__YOUR INSTRUCTIONS__: Copy each line of the records that holds the string "JSON".
++++++++++
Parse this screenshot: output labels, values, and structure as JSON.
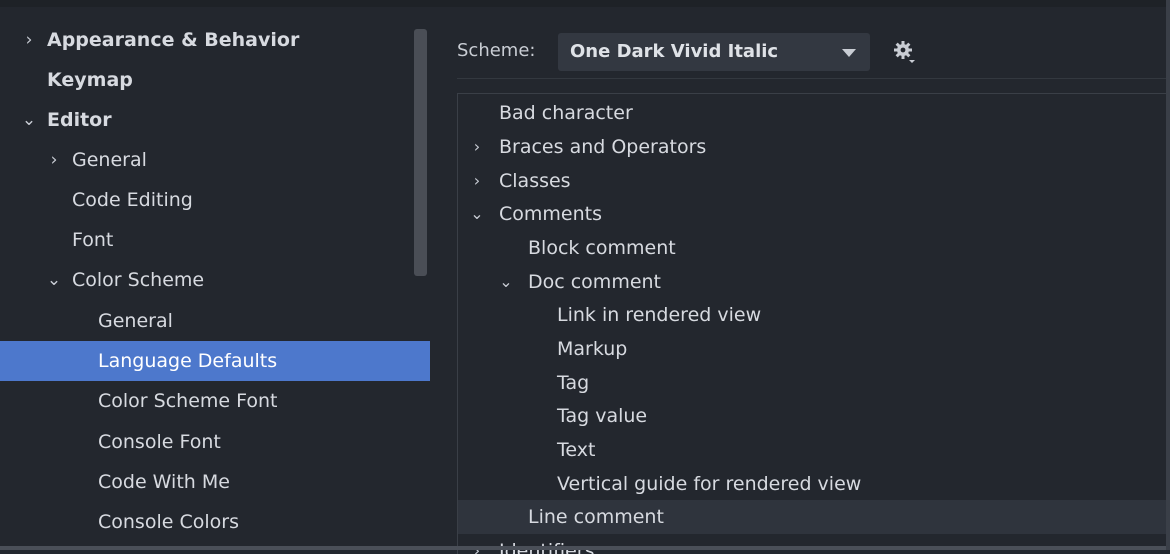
{
  "sidebar": {
    "items": [
      {
        "label": "Appearance & Behavior",
        "chevron": "›",
        "expanded": false,
        "bold": true,
        "level": 0
      },
      {
        "label": "Keymap",
        "chevron": "",
        "expanded": false,
        "bold": true,
        "level": 0
      },
      {
        "label": "Editor",
        "chevron": "⌄",
        "expanded": true,
        "bold": true,
        "level": 0
      },
      {
        "label": "General",
        "chevron": "›",
        "expanded": false,
        "bold": false,
        "level": 1
      },
      {
        "label": "Code Editing",
        "chevron": "",
        "expanded": false,
        "bold": false,
        "level": 1
      },
      {
        "label": "Font",
        "chevron": "",
        "expanded": false,
        "bold": false,
        "level": 1
      },
      {
        "label": "Color Scheme",
        "chevron": "⌄",
        "expanded": true,
        "bold": false,
        "level": 1
      },
      {
        "label": "General",
        "chevron": "",
        "expanded": false,
        "bold": false,
        "level": 2
      },
      {
        "label": "Language Defaults",
        "chevron": "",
        "expanded": false,
        "bold": false,
        "level": 2,
        "selected": true
      },
      {
        "label": "Color Scheme Font",
        "chevron": "",
        "expanded": false,
        "bold": false,
        "level": 2
      },
      {
        "label": "Console Font",
        "chevron": "",
        "expanded": false,
        "bold": false,
        "level": 2
      },
      {
        "label": "Code With Me",
        "chevron": "",
        "expanded": false,
        "bold": false,
        "level": 2
      },
      {
        "label": "Console Colors",
        "chevron": "",
        "expanded": false,
        "bold": false,
        "level": 2
      }
    ]
  },
  "scheme": {
    "label": "Scheme:",
    "value": "One Dark Vivid Italic",
    "settings_icon": "gear-icon"
  },
  "attributes": {
    "rows": [
      {
        "label": "Bad character",
        "chevron": "",
        "level": 0
      },
      {
        "label": "Braces and Operators",
        "chevron": "›",
        "level": 0
      },
      {
        "label": "Classes",
        "chevron": "›",
        "level": 0
      },
      {
        "label": "Comments",
        "chevron": "⌄",
        "level": 0
      },
      {
        "label": "Block comment",
        "chevron": "",
        "level": 1
      },
      {
        "label": "Doc comment",
        "chevron": "⌄",
        "level": 1
      },
      {
        "label": "Link in rendered view",
        "chevron": "",
        "level": 2
      },
      {
        "label": "Markup",
        "chevron": "",
        "level": 2
      },
      {
        "label": "Tag",
        "chevron": "",
        "level": 2
      },
      {
        "label": "Tag value",
        "chevron": "",
        "level": 2
      },
      {
        "label": "Text",
        "chevron": "",
        "level": 2
      },
      {
        "label": "Vertical guide for rendered view",
        "chevron": "",
        "level": 2
      },
      {
        "label": "Line comment",
        "chevron": "",
        "level": 1,
        "highlighted": true
      },
      {
        "label": "Identifiers",
        "chevron": "›",
        "level": 0
      }
    ]
  },
  "colors": {
    "selection": "#4d78cc",
    "background": "#23272e"
  }
}
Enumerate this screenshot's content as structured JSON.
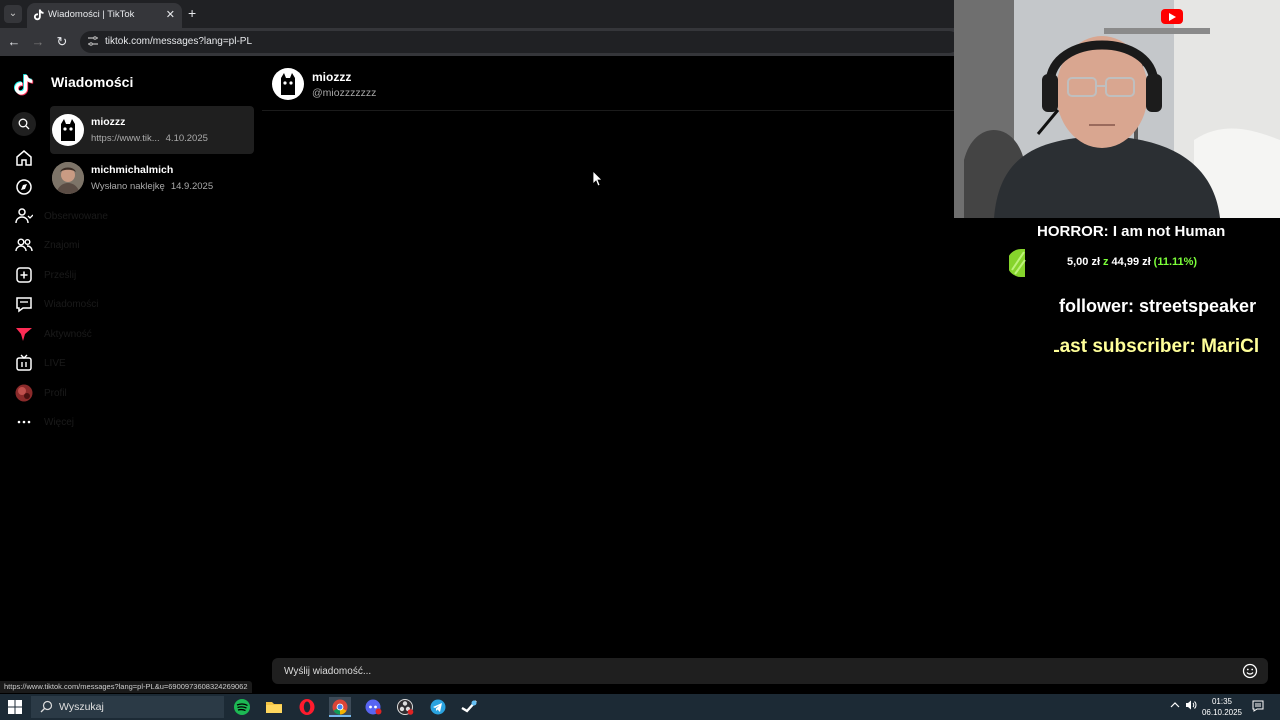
{
  "browser": {
    "tab_title": "Wiadomości | TikTok",
    "tab_close": "✕",
    "new_tab": "+",
    "url": "tiktok.com/messages?lang=pl-PL",
    "status_url": "https://www.tiktok.com/messages?lang=pl-PL&u=6900973608324269062"
  },
  "sidebar": {
    "title": "Wiadomości",
    "nav_items": [
      {
        "icon": "search-icon",
        "label": ""
      },
      {
        "icon": "home-icon",
        "label": ""
      },
      {
        "icon": "explore-icon",
        "label": ""
      },
      {
        "icon": "following-icon",
        "label": "Obserwowane"
      },
      {
        "icon": "friends-icon",
        "label": "Znajomi"
      },
      {
        "icon": "upload-icon",
        "label": "Prześlij"
      },
      {
        "icon": "messages-icon",
        "label": "Wiadomości"
      },
      {
        "icon": "activity-icon",
        "label": "Aktywność"
      },
      {
        "icon": "live-icon",
        "label": "LIVE"
      },
      {
        "icon": "profile-icon",
        "label": "Profil"
      },
      {
        "icon": "more-icon",
        "label": "Więcej"
      }
    ]
  },
  "conversations": [
    {
      "name": "miozzz",
      "preview": "https://www.tik...",
      "date": "4.10.2025",
      "active": true
    },
    {
      "name": "michmichalmich",
      "preview": "Wysłano naklejkę",
      "date": "14.9.2025",
      "active": false
    }
  ],
  "chat": {
    "name": "miozzz",
    "handle": "@miozzzzzzz",
    "composer_placeholder": "Wyślij wiadomość..."
  },
  "overlay": {
    "game_title": "HORROR: I am not Human",
    "goal_current": "5,00 zł",
    "goal_sep": "z",
    "goal_target": "44,99 zł",
    "goal_percent": "(11.11%)",
    "goal_fraction": 0.1111,
    "follower_line": "follower: streetspeaker",
    "subscriber_line": "Last subscriber: MariCl"
  },
  "taskbar": {
    "search_label": "Wyszukaj",
    "time": "01:35",
    "date": "06.10.2025",
    "apps": [
      "spotify-icon",
      "file-explorer-icon",
      "opera-icon",
      "chrome-icon",
      "app-icon",
      "obs-icon",
      "telegram-icon",
      "steam-icon"
    ]
  },
  "colors": {
    "accent_green": "#7cff3a",
    "subscriber_yellow": "#ffff99",
    "tiktok_red": "#fe2c55",
    "youtube_red": "#ff0000"
  }
}
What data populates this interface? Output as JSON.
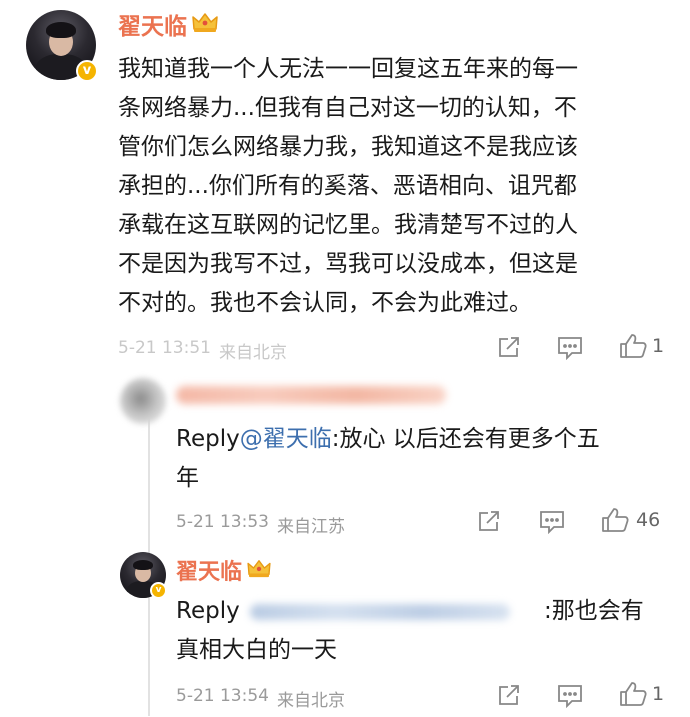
{
  "main_comment": {
    "username": "翟天临",
    "lines": [
      "我知道我一个人无法一一回复这五年来的每一",
      "条网络暴力...但我有自己对这一切的认知，不",
      "管你们怎么网络暴力我，我知道这不是我应该",
      "承担的...你们所有的奚落、恶语相向、诅咒都",
      "承载在这互联网的记忆里。我清楚写不过的人",
      "不是因为我写不过，骂我可以没成本，但这是",
      "不对的。我也不会认同，不会为此难过。"
    ],
    "timestamp": "5-21 13:51",
    "source": "来自北京",
    "like_count": "1"
  },
  "reply_1": {
    "reply_label": "Reply",
    "mention": "@翟天临",
    "text_line1": ":放心 以后还会有更多个五",
    "text_line2": "年",
    "timestamp": "5-21 13:53",
    "source": "来自江苏",
    "like_count": "46"
  },
  "reply_2": {
    "username": "翟天临",
    "reply_label": "Reply",
    "text_line1": ":那也会有",
    "text_line2": "真相大白的一天",
    "timestamp": "5-21 13:54",
    "source": "来自北京",
    "like_count": "1"
  },
  "icons": {
    "repost": "share-icon",
    "comment": "comment-icon",
    "like": "thumbs-up-icon",
    "verified": "verified-badge-icon",
    "crown": "crown-icon"
  },
  "colors": {
    "username": "#eb7350",
    "mention": "#3d6fae",
    "verified": "#f5b400"
  }
}
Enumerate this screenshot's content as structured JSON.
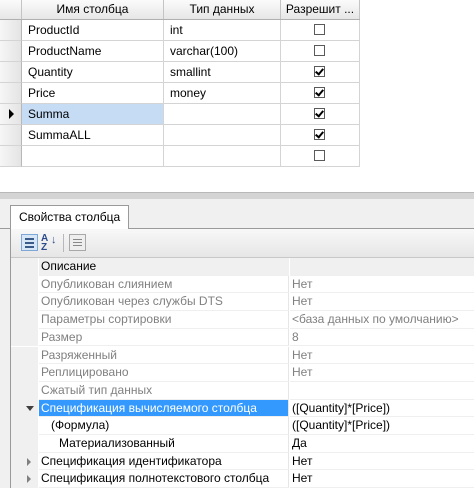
{
  "grid": {
    "columns": [
      "Имя столбца",
      "Тип данных",
      "Разрешит ..."
    ],
    "rows": [
      {
        "name": "ProductId",
        "type": "int",
        "allow_nulls": false
      },
      {
        "name": "ProductName",
        "type": "varchar(100)",
        "allow_nulls": false
      },
      {
        "name": "Quantity",
        "type": "smallint",
        "allow_nulls": true
      },
      {
        "name": "Price",
        "type": "money",
        "allow_nulls": true
      },
      {
        "name": "Summa",
        "type": "",
        "allow_nulls": true,
        "selected": true
      },
      {
        "name": "SummaALL",
        "type": "",
        "allow_nulls": true
      },
      {
        "name": "",
        "type": "",
        "allow_nulls": false
      }
    ]
  },
  "properties": {
    "tab_label": "Свойства столбца",
    "rows": [
      {
        "name": "Описание",
        "value": "",
        "kind": "category"
      },
      {
        "name": "Опубликован слиянием",
        "value": "Нет",
        "kind": "dim"
      },
      {
        "name": "Опубликован через службы DTS",
        "value": "Нет",
        "kind": "dim"
      },
      {
        "name": "Параметры сортировки",
        "value": "<база данных по умолчанию>",
        "kind": "dim"
      },
      {
        "name": "Размер",
        "value": "8",
        "kind": "dim"
      },
      {
        "name": "Разряженный",
        "value": "Нет",
        "kind": "dim"
      },
      {
        "name": "Реплицировано",
        "value": "Нет",
        "kind": "dim"
      },
      {
        "name": "Сжатый тип данных",
        "value": "",
        "kind": "dim"
      },
      {
        "name": "Спецификация вычисляемого столбца",
        "value": "([Quantity]*[Price])",
        "kind": "selected",
        "expander": "expanded"
      },
      {
        "name": "(Формула)",
        "value": "([Quantity]*[Price])",
        "kind": "indent"
      },
      {
        "name": "Материализованный",
        "value": "Да",
        "kind": "indent2"
      },
      {
        "name": "Спецификация идентификатора",
        "value": "Нет",
        "kind": "normal",
        "expander": "collapsed"
      },
      {
        "name": "Спецификация полнотекстового столбца",
        "value": "Нет",
        "kind": "normal",
        "expander": "collapsed"
      }
    ]
  },
  "toolbar": {
    "categorized_icon": "categorized-icon",
    "alphabetical_icon": "alphabetical-sort-icon",
    "alphabetical_glyph": "A Z",
    "alphabetical_arrow": "↓",
    "property_pages_icon": "property-pages-icon"
  }
}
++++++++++
__WRITTEN RESPONSE__:
Parse this screenshot: output labels, values, and structure as JSON.
Enumerate this screenshot's content as structured JSON.
What data populates this interface? Output as JSON.
Enumerate this screenshot's content as structured JSON.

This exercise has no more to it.